(Every day until December 25, I’m posting a science-related image or video and description.)
Most of astronomy is done with light. That requires a wide variety of telescopes, depending on the type of light and the kind of observation to be performed. X-ray astronomy is very different than radio astronomy, and observatories dedicated to measuring spectra often have different requirements than those dedicated to taking images. For some types of light, Earth’s atmosphere itself is an impediment: gamma rays, X-rays, and many frequencies of infrared and ultraviolet are blocked by atoms and molecules.
However, some gamma ray astronomy can be done even on Earth. Gamma rays are the highest-energy radiation, coming from a variety of sources; most we see likely originate in shock waves in supernova remnants. Some photons are even powerful enough to mess up atomic nuclei if they score a direct hit. Most gamma rays from space are scattered from molecules in the upper atmosphere (a good thing, since they can be very damaging to cells and DNA). However, before they are stopped, some gamma ray photons can be detected.
It’s a cool trick.
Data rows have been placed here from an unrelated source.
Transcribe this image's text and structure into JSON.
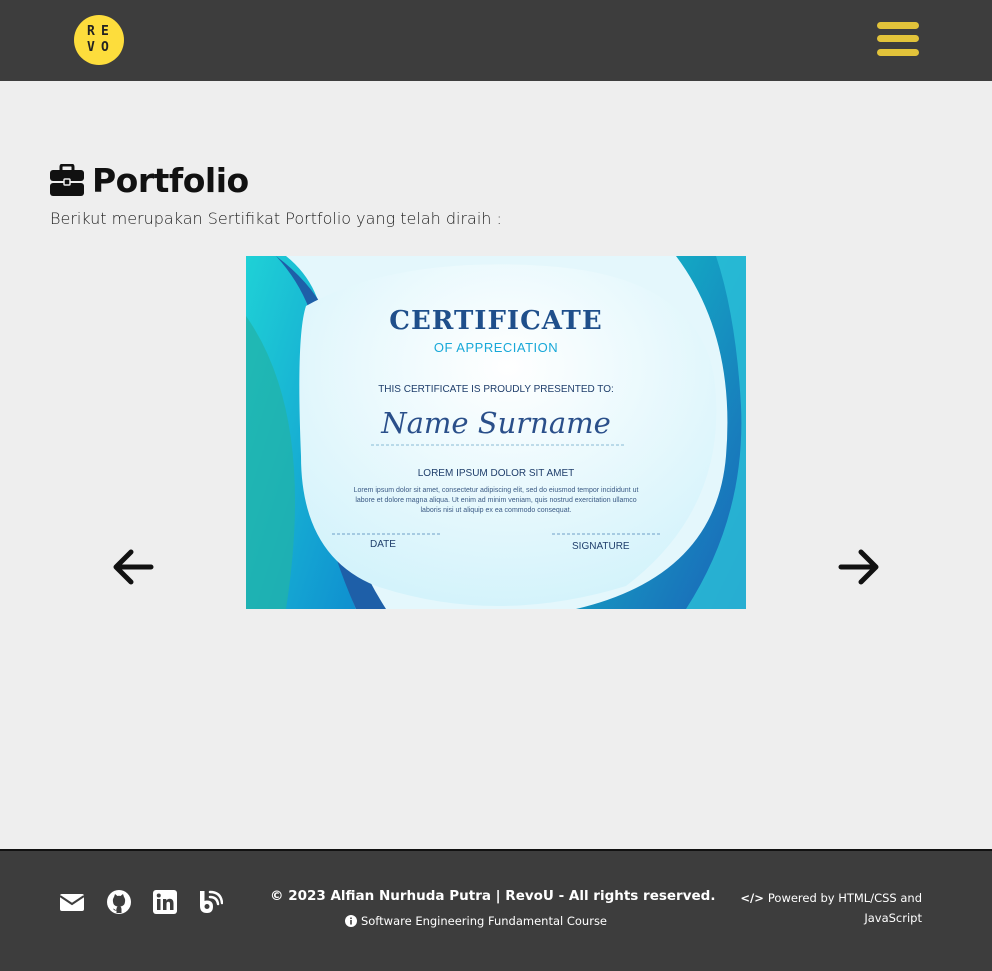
{
  "header": {
    "logo_letters": [
      "R",
      "E",
      "V",
      "O"
    ],
    "menu_icon": "hamburger-icon",
    "accent_color": "#e2c33a"
  },
  "main": {
    "title_icon": "briefcase-icon",
    "title": "Portfolio",
    "subtitle": "Berikut merupakan Sertifikat Portfolio yang telah diraih :",
    "carousel": {
      "prev_icon": "arrow-left-icon",
      "next_icon": "arrow-right-icon",
      "certificate": {
        "title": "CERTIFICATE",
        "subtitle": "OF APPRECIATION",
        "presented": "THIS CERTIFICATE IS PROUDLY PRESENTED TO:",
        "name": "Name Surname",
        "heading": "LOREM IPSUM DOLOR SIT AMET",
        "body": "Lorem ipsum dolor sit amet, consectetur adipiscing elit, sed do eiusmod tempor incididunt ut labore et dolore magna aliqua. Ut enim ad minim veniam, quis nostrud exercitation ullamco laboris nisi ut aliquip ex ea commodo consequat.",
        "date_label": "DATE",
        "signature_label": "SIGNATURE"
      }
    }
  },
  "footer": {
    "social_icons": [
      "envelope-icon",
      "github-icon",
      "linkedin-icon",
      "blog-icon"
    ],
    "copyright": "© 2023 Alfian Nurhuda Putra | RevoU - All rights reserved.",
    "course": "Software Engineering Fundamental Course",
    "powered_prefix": "</>",
    "powered_line1": "Powered by HTML/CSS and",
    "powered_line2": "JavaScript"
  },
  "colors": {
    "header_bg": "#3d3d3d",
    "page_bg": "#eeeeee",
    "logo_bg": "#fddd3c"
  }
}
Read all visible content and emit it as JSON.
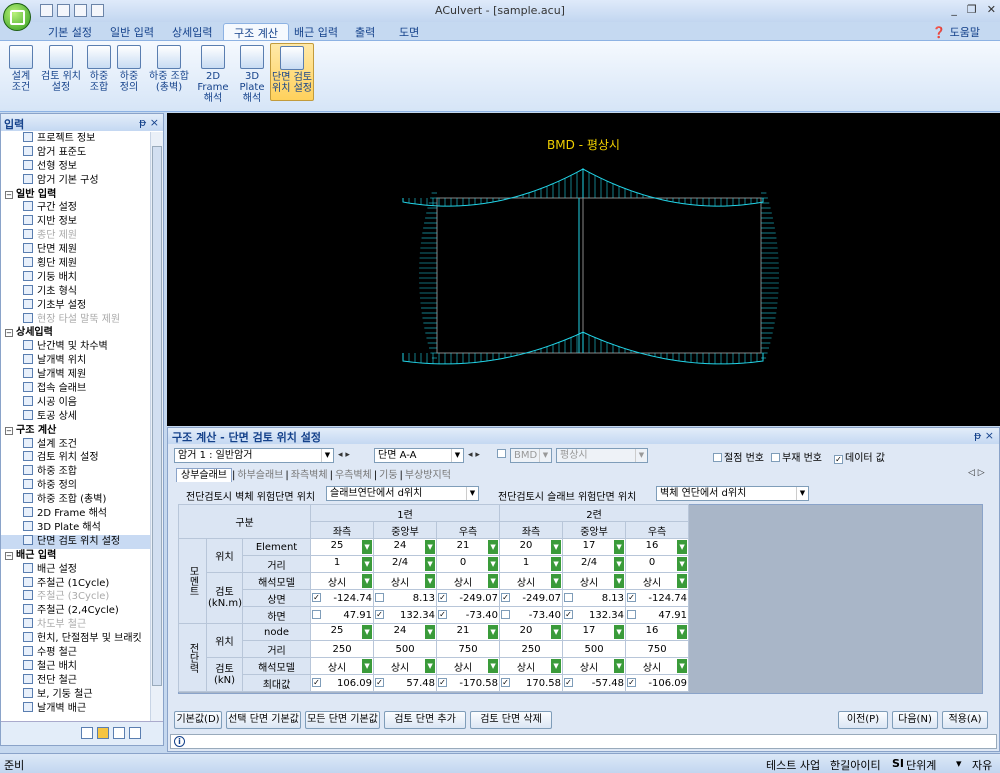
{
  "window": {
    "title": "ACulvert - [sample.acu]",
    "help": "도움말"
  },
  "ribbon": {
    "tabs": [
      "기본 설정",
      "일반 입력",
      "상세입력",
      "구조 계산",
      "배근 입력",
      "출력",
      "도면"
    ],
    "buttons": [
      {
        "label": "설계\n조건"
      },
      {
        "label": "검토 위치\n설정"
      },
      {
        "label": "하중\n조합"
      },
      {
        "label": "하중\n정의"
      },
      {
        "label": "하중 조합\n(총벽)"
      },
      {
        "label": "2D Frame\n해석"
      },
      {
        "label": "3D Plate\n해석"
      },
      {
        "label": "단면 검토\n위치 설정"
      }
    ]
  },
  "left": {
    "title": "입력",
    "pin": "ᵽ ×",
    "tree": [
      {
        "t": "프로젝트 정보",
        "k": "i"
      },
      {
        "t": "암거 표준도",
        "k": "i"
      },
      {
        "t": "선형 정보",
        "k": "i"
      },
      {
        "t": "암거 기본 구성",
        "k": "i"
      },
      {
        "t": "일반 입력",
        "k": "g"
      },
      {
        "t": "구간 설정",
        "k": "i"
      },
      {
        "t": "지반 정보",
        "k": "i"
      },
      {
        "t": "종단 제원",
        "k": "d"
      },
      {
        "t": "단면 제원",
        "k": "i"
      },
      {
        "t": "횡단 제원",
        "k": "i"
      },
      {
        "t": "기둥 배치",
        "k": "i"
      },
      {
        "t": "기초 형식",
        "k": "i"
      },
      {
        "t": "기초부 설정",
        "k": "i"
      },
      {
        "t": "현장 타설 말뚝 제원",
        "k": "d"
      },
      {
        "t": "상세입력",
        "k": "g"
      },
      {
        "t": "난간벽 및 차수벽",
        "k": "i"
      },
      {
        "t": "날개벽 위치",
        "k": "i"
      },
      {
        "t": "날개벽 제원",
        "k": "i"
      },
      {
        "t": "접속 슬래브",
        "k": "i"
      },
      {
        "t": "시공 이음",
        "k": "i"
      },
      {
        "t": "토공 상세",
        "k": "i"
      },
      {
        "t": "구조 계산",
        "k": "g"
      },
      {
        "t": "설계 조건",
        "k": "i"
      },
      {
        "t": "검토 위치 설정",
        "k": "i"
      },
      {
        "t": "하중 조합",
        "k": "i"
      },
      {
        "t": "하중 정의",
        "k": "i"
      },
      {
        "t": "하중 조합 (총벽)",
        "k": "i"
      },
      {
        "t": "2D Frame 해석",
        "k": "i"
      },
      {
        "t": "3D Plate 해석",
        "k": "i"
      },
      {
        "t": "단면 검토 위치 설정",
        "k": "s"
      },
      {
        "t": "배근 입력",
        "k": "g"
      },
      {
        "t": "배근 설정",
        "k": "i"
      },
      {
        "t": "주철근 (1Cycle)",
        "k": "i"
      },
      {
        "t": "주철근 (3Cycle)",
        "k": "d"
      },
      {
        "t": "주철근 (2,4Cycle)",
        "k": "i"
      },
      {
        "t": "차도부 철근",
        "k": "d"
      },
      {
        "t": "헌치, 단절점부 및 브래킷",
        "k": "i"
      },
      {
        "t": "수평 철근",
        "k": "i"
      },
      {
        "t": "철근 배치",
        "k": "i"
      },
      {
        "t": "전단 철근",
        "k": "i"
      },
      {
        "t": "보, 기둥 철근",
        "k": "i"
      },
      {
        "t": "날개벽 배근",
        "k": "i"
      }
    ]
  },
  "cad": {
    "title": "BMD - 평상시"
  },
  "panel": {
    "title": "구조 계산 - 단면 검토 위치 설정",
    "pin": "ᵽ ×",
    "culvert": "암거 1 : 일반암거",
    "section": "단면 A-A",
    "bmd": "BMD",
    "normal": "평상시",
    "opt_node": "절점 번호",
    "opt_member": "부재 번호",
    "opt_data": "데이터 값",
    "subtabs": [
      "상부슬래브",
      "하부슬래브",
      "좌측벽체",
      "우측벽체",
      "기둥",
      "부상방지턱"
    ],
    "shear_wall_label": "전단검토시 벽체 위험단면 위치",
    "shear_wall_value": "슬래브연단에서 d위치",
    "shear_slab_label": "전단검토시 슬래브 위험단면 위치",
    "shear_slab_value": "벽체 연단에서 d위치",
    "grid": {
      "gubun": "구분",
      "span1": "1련",
      "span2": "2련",
      "left": "좌측",
      "mid": "중앙부",
      "right": "우측",
      "moment": "모멘트",
      "shear": "전단력",
      "pos": "위치",
      "check_knm": "검토\n(kN.m)",
      "check_kn": "검토\n(kN)",
      "element": "Element",
      "dist": "거리",
      "model": "해석모델",
      "top": "상면",
      "bot": "하면",
      "node": "node",
      "max": "최대값",
      "m_elem": [
        "25",
        "24",
        "21",
        "20",
        "17",
        "16"
      ],
      "m_dist": [
        "1",
        "2/4",
        "0",
        "1",
        "2/4",
        "0"
      ],
      "m_model": [
        "상시",
        "상시",
        "상시",
        "상시",
        "상시",
        "상시"
      ],
      "m_top": [
        "-124.74",
        "8.13",
        "-249.07",
        "-249.07",
        "8.13",
        "-124.74"
      ],
      "m_bot": [
        "47.91",
        "132.34",
        "-73.40",
        "-73.40",
        "132.34",
        "47.91"
      ],
      "s_node": [
        "25",
        "24",
        "21",
        "20",
        "17",
        "16"
      ],
      "s_dist": [
        "250",
        "500",
        "750",
        "250",
        "500",
        "750"
      ],
      "s_model": [
        "상시",
        "상시",
        "상시",
        "상시",
        "상시",
        "상시"
      ],
      "s_max": [
        "106.09",
        "57.48",
        "-170.58",
        "170.58",
        "-57.48",
        "-106.09"
      ]
    },
    "buttons": {
      "default": "기본값(D)",
      "sel_default": "선택 단면 기본값",
      "all_default": "모든 단면 기본값",
      "add": "검토 단면 추가",
      "del": "검토 단면 삭제",
      "prev": "이전(P)",
      "next": "다음(N)",
      "apply": "적용(A)"
    }
  },
  "status": {
    "ready": "준비",
    "test": "테스트 사업",
    "hangil": "한길아이티",
    "si": "SI",
    "unit": "단위계",
    "auto": "자유"
  }
}
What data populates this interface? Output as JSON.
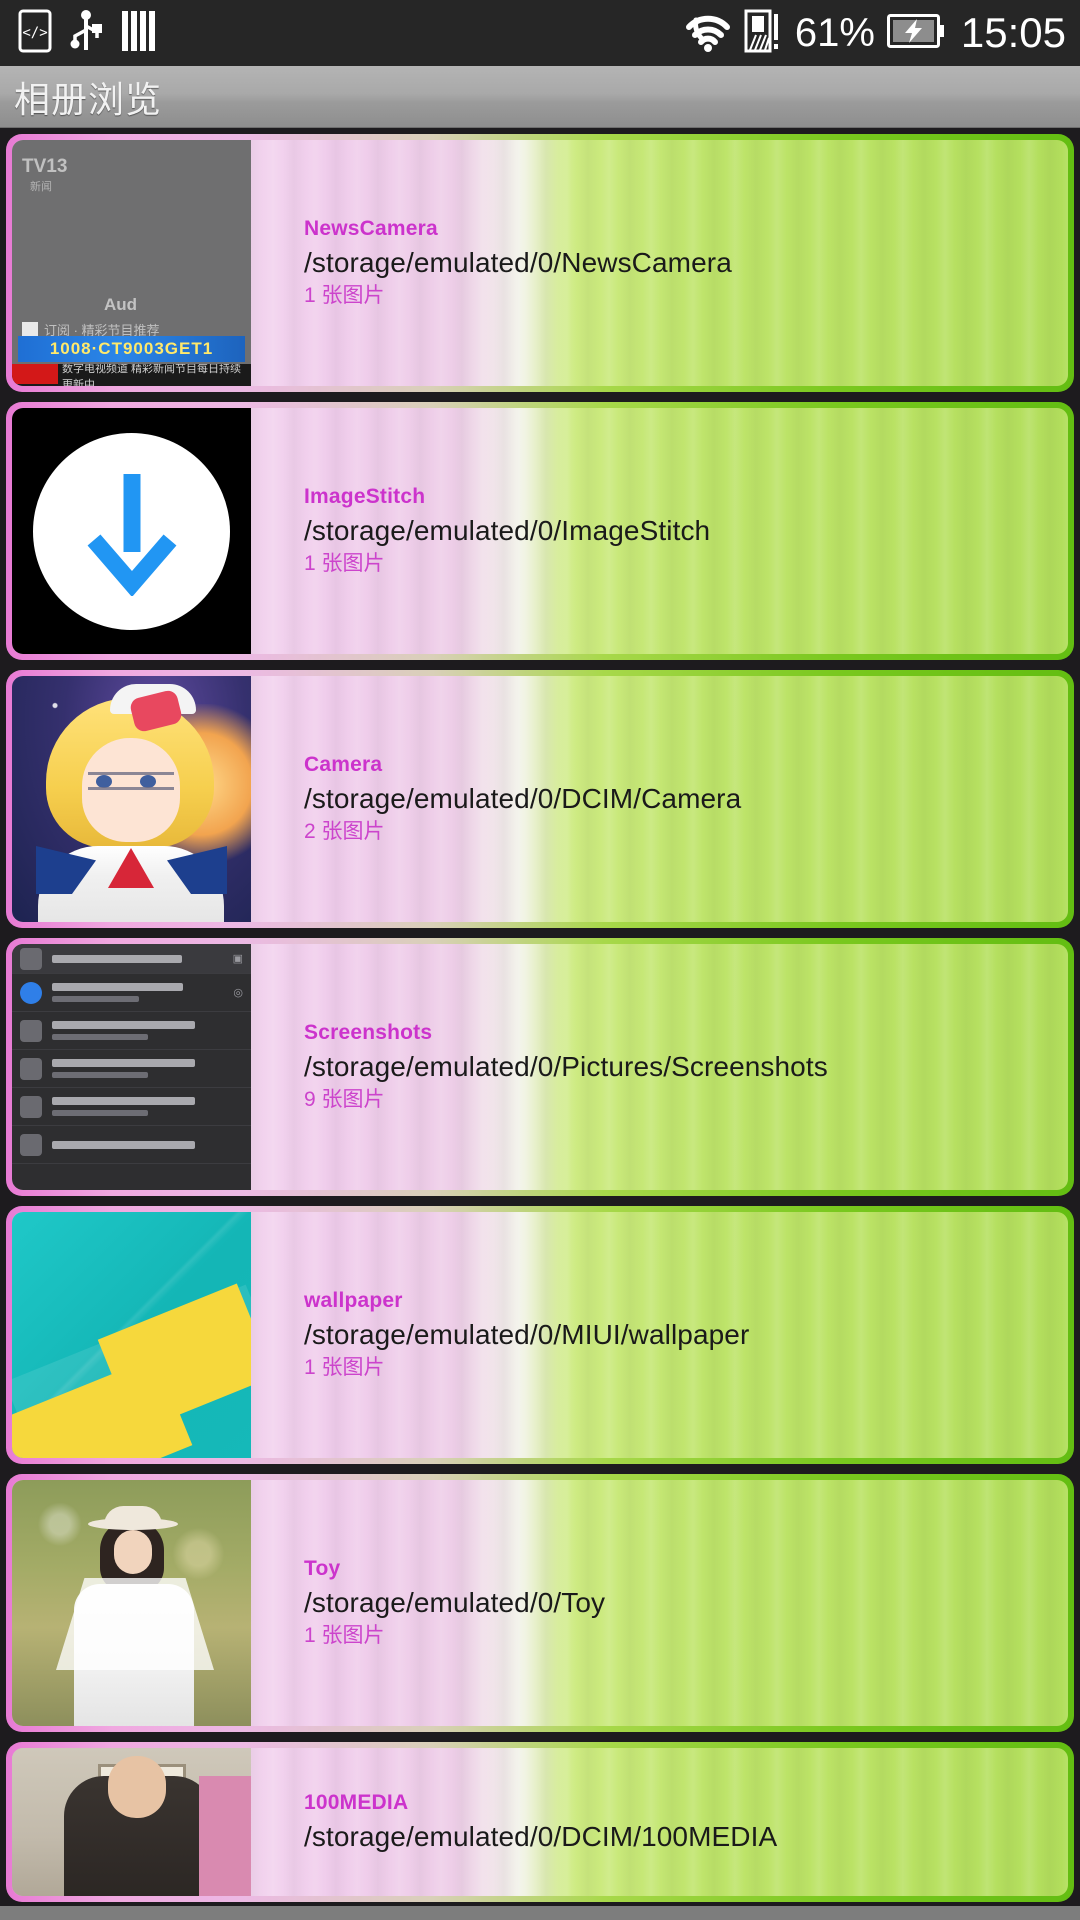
{
  "statusbar": {
    "icons_left": [
      "code-badge-icon",
      "usb-icon",
      "bars-icon"
    ],
    "icons_right": [
      "wifi-icon",
      "signal-icon",
      "battery-charging-icon"
    ],
    "battery_percent": "61%",
    "time": "15:05"
  },
  "actionbar": {
    "title": "相册浏览"
  },
  "albums": [
    {
      "name": "NewsCamera",
      "path": "/storage/emulated/0/NewsCamera",
      "count": "1 张图片",
      "thumb": "news-camera-thumbnail",
      "thumb_texts": {
        "tv": "TV13",
        "sub": "新闻",
        "aud": "Aud",
        "line1": "订阅 · 精彩节目推荐",
        "bar": "1008·CT9003GET1",
        "foot": "数字电视频道 精彩新闻节目每日持续更新中…"
      }
    },
    {
      "name": "ImageStitch",
      "path": "/storage/emulated/0/ImageStitch",
      "count": "1 张图片",
      "thumb": "image-stitch-thumbnail"
    },
    {
      "name": "Camera",
      "path": "/storage/emulated/0/DCIM/Camera",
      "count": "2 张图片",
      "thumb": "camera-anime-thumbnail"
    },
    {
      "name": "Screenshots",
      "path": "/storage/emulated/0/Pictures/Screenshots",
      "count": "9 张图片",
      "thumb": "screenshots-thumbnail"
    },
    {
      "name": "wallpaper",
      "path": "/storage/emulated/0/MIUI/wallpaper",
      "count": "1 张图片",
      "thumb": "wallpaper-geometric-thumbnail"
    },
    {
      "name": "Toy",
      "path": "/storage/emulated/0/Toy",
      "count": "1 张图片",
      "thumb": "toy-portrait-thumbnail"
    },
    {
      "name": "100MEDIA",
      "path": "/storage/emulated/0/DCIM/100MEDIA",
      "count": "",
      "thumb": "media-photo-thumbnail"
    }
  ],
  "colors": {
    "album_name": "#cc33cc",
    "album_path": "#1a1a1a",
    "album_count": "#cc44cc",
    "border_left": "#e87ad4",
    "border_right": "#63bd12",
    "statusbar_bg": "#262626",
    "actionbar_text": "#f2f2f2"
  }
}
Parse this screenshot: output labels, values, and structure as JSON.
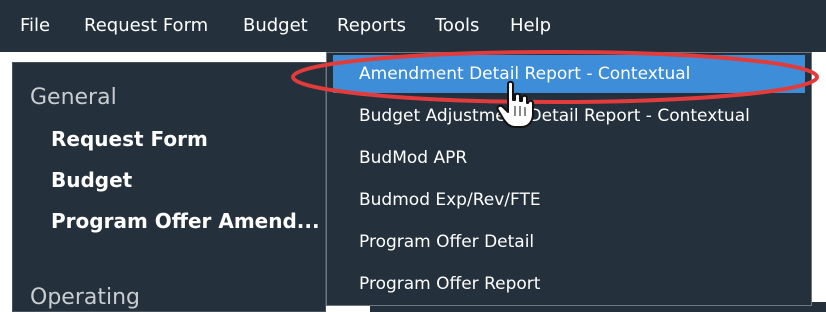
{
  "menubar": {
    "items": [
      "File",
      "Request Form",
      "Budget",
      "Reports",
      "Tools",
      "Help"
    ]
  },
  "sidebar": {
    "general_heading": "General",
    "items": [
      "Request Form",
      "Budget",
      "Program Offer Amend..."
    ],
    "operating_heading": "Operating"
  },
  "reports_menu": {
    "items": [
      "Amendment Detail Report - Contextual",
      "Budget Adjustment Detail Report - Contextual",
      "BudMod APR",
      "Budmod Exp/Rev/FTE",
      "Program Offer Detail",
      "Program Offer Report"
    ],
    "highlighted_index": 0
  },
  "colors": {
    "menubar_bg": "#24303c",
    "highlight": "#3d8dd8",
    "annotation": "#e23b3b"
  },
  "cursor": "hand-pointer-icon"
}
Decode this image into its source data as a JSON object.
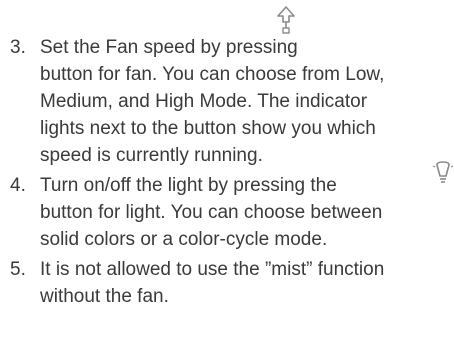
{
  "steps": [
    {
      "number": "3.",
      "lines": [
        "Set the Fan speed by pressing",
        "button for fan. You can choose from Low,",
        "Medium, and High Mode. The indicator",
        "lights next to the button show you which",
        "speed is currently running."
      ],
      "icon": "fan-arrow-up-icon"
    },
    {
      "number": "4.",
      "lines": [
        "Turn on/off the light by pressing the",
        "button for light. You can choose between",
        "solid colors or a color-cycle mode."
      ],
      "icon": "light-bulb-icon"
    },
    {
      "number": "5.",
      "lines": [
        "It is not allowed to use the ”mist” function",
        "without the fan."
      ]
    }
  ],
  "colors": {
    "text": "#3a3a3a",
    "icon": "#8a8a8a"
  }
}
When gamma rays enter the atmosphere, they’re moving faster than the speed of light in air. (The speed of light in vacuum is an absolute speed limit, but the same principle doesn’t apply in air, water, or other light-permeable media.) Just as an airplane moving faster than the speed of sound produces a sonic boom — a shock wave of sound — a photon moving faster than the speed of light in air makes a shower of blue photons called Cherenkov radiation. (Astronauts in orbit see flashes of light when their eyes are closed thanks to Cherenkov radiation from photons passing through their aqueous humour.)
The telescope above (and in the photo at the right) is one of four 12-meter-diameter telescopes of the Very Energetic Radiation Imaging Telescope Array System (VERITAS). You have to try to get to this observatory: it’s in the Sonoran Desert in southern Arizona. I visited the facility last year as background research for my (now-dead) book. The large size of the telescopes is necessary because they need to collect enough photons to see anything at all; four telescopes help pinpoint the direction the gamma rays came from. The Cherenkov light is faint enough that it can only be seen at night; the astronomers working at VERITAS require at least two of the telescopes to see a shower of photons before they consider it a detection. This is a very sensitive observatory!